In your answer, give each entry again exactly as it appears.

- _RECORDS FOR THE TASK_
──────────
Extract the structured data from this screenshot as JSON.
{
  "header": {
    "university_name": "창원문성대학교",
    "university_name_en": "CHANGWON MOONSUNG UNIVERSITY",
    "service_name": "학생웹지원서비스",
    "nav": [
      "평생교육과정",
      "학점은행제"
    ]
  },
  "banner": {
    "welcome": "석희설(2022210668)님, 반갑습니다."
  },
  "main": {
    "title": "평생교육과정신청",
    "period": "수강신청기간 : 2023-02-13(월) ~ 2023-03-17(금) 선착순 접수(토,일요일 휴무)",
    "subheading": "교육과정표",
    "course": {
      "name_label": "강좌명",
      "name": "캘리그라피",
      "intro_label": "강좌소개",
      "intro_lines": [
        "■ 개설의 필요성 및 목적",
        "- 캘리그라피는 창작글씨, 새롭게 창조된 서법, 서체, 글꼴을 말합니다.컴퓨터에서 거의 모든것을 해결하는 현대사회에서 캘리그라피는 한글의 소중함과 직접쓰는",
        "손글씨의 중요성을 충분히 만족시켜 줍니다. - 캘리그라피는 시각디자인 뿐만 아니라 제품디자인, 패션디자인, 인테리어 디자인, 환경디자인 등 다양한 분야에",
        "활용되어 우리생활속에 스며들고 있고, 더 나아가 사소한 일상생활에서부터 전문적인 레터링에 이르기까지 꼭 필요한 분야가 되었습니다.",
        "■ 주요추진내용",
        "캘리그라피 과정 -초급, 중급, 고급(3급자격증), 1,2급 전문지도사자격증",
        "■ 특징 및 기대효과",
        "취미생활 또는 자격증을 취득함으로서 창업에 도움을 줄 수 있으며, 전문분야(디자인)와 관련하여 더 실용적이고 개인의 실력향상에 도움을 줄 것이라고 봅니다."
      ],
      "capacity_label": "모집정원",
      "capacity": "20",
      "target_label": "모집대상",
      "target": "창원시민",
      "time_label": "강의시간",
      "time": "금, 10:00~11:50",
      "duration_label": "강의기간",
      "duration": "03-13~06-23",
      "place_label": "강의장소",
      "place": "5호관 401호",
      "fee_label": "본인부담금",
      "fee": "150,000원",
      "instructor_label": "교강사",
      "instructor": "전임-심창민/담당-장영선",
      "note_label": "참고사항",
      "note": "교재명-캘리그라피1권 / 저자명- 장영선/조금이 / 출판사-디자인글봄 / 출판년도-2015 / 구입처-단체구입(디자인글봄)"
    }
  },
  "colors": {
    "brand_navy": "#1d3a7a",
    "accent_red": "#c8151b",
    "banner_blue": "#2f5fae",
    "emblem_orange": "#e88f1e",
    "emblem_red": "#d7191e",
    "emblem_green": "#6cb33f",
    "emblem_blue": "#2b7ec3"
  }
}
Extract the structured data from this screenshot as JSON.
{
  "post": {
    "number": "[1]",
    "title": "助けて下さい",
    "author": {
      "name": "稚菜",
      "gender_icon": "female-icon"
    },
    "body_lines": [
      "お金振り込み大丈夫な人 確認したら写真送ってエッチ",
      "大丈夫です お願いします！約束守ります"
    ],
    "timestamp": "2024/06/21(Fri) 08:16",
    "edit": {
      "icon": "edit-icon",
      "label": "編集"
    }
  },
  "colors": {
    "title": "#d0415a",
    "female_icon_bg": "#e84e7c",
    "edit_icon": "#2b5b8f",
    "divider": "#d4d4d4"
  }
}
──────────
- _RESPONSE BOX_
Extract the structured data from this screenshot as JSON.
{
  "header": {
    "university_name": "창원문성대학교",
    "university_name_en": "CHANGWON MOONSUNG UNIVERSITY",
    "service_name": "학생웹지원서비스",
    "nav": [
      "평생교육과정",
      "학점은행제"
    ]
  },
  "banner": {
    "welcome": "석희설(2022210668)님, 반갑습니다."
  },
  "main": {
    "title": "평생교육과정신청",
    "period": "수강신청기간 : 2023-02-13(월) ~ 2023-03-17(금) 선착순 접수(토,일요일 휴무)",
    "subheading": "교육과정표",
    "course": {
      "name_label": "강좌명",
      "name": "캘리그라피",
      "intro_label": "강좌소개",
      "intro_lines": [
        "■ 개설의 필요성 및 목적",
        "- 캘리그라피는 창작글씨, 새롭게 창조된 서법, 서체, 글꼴을 말합니다.컴퓨터에서 거의 모든것을 해결하는 현대사회에서 캘리그라피는 한글의 소중함과 직접쓰는",
        "손글씨의 중요성을 충분히 만족시켜 줍니다. - 캘리그라피는 시각디자인 뿐만 아니라 제품디자인, 패션디자인, 인테리어 디자인, 환경디자인 등 다양한 분야에",
        "활용되어 우리생활속에 스며들고 있고, 더 나아가 사소한 일상생활에서부터 전문적인 레터링에 이르기까지 꼭 필요한 분야가 되었습니다.",
        "■ 주요추진내용",
        "캘리그라피 과정 -초급, 중급, 고급(3급자격증), 1,2급 전문지도사자격증",
        "■ 특징 및 기대효과",
        "취미생활 또는 자격증을 취득함으로서 창업에 도움을 줄 수 있으며, 전문분야(디자인)와 관련하여 더 실용적이고 개인의 실력향상에 도움을 줄 것이라고 봅니다."
      ],
      "capacity_label": "모집정원",
      "capacity": "20",
      "target_label": "모집대상",
      "target": "창원시민",
      "time_label": "강의시간",
      "time": "금, 10:00~11:50",
      "duration_label": "강의기간",
      "duration": "03-13~06-23",
      "place_label": "강의장소",
      "place": "5호관 401호",
      "fee_label": "본인부담금",
      "fee": "150,000원",
      "instructor_label": "교강사",
      "instructor": "전임-심창민/담당-장영선",
      "note_label": "참고사항",
      "note": "교재명-캘리그라피1권 / 저자명- 장영선/조금이 / 출판사-디자인글봄 / 출판년도-2015 / 구입처-단체구입(디자인글봄)"
    }
  },
  "colors": {
    "brand_navy": "#1d3a7a",
    "accent_red": "#c8151b",
    "banner_blue": "#2f5fae",
    "emblem_orange": "#e88f1e",
    "emblem_red": "#d7191e",
    "emblem_green": "#6cb33f",
    "emblem_blue": "#2b7ec3"
  }
}
Extract the structured data from this screenshot as JSON.
{
  "post": {
    "number": "[1]",
    "title": "助けて下さい",
    "author": {
      "name": "稚菜",
      "gender_icon": "female-icon"
    },
    "body_lines": [
      "お金振り込み大丈夫な人 確認したら写真送ってエッチ",
      "大丈夫です お願いします！約束守ります"
    ],
    "timestamp": "2024/06/21(Fri) 08:16",
    "edit": {
      "icon": "edit-icon",
      "label": "編集"
    }
  },
  "colors": {
    "title": "#d0415a",
    "female_icon_bg": "#e84e7c",
    "edit_icon": "#2b5b8f",
    "divider": "#d4d4d4"
  }
}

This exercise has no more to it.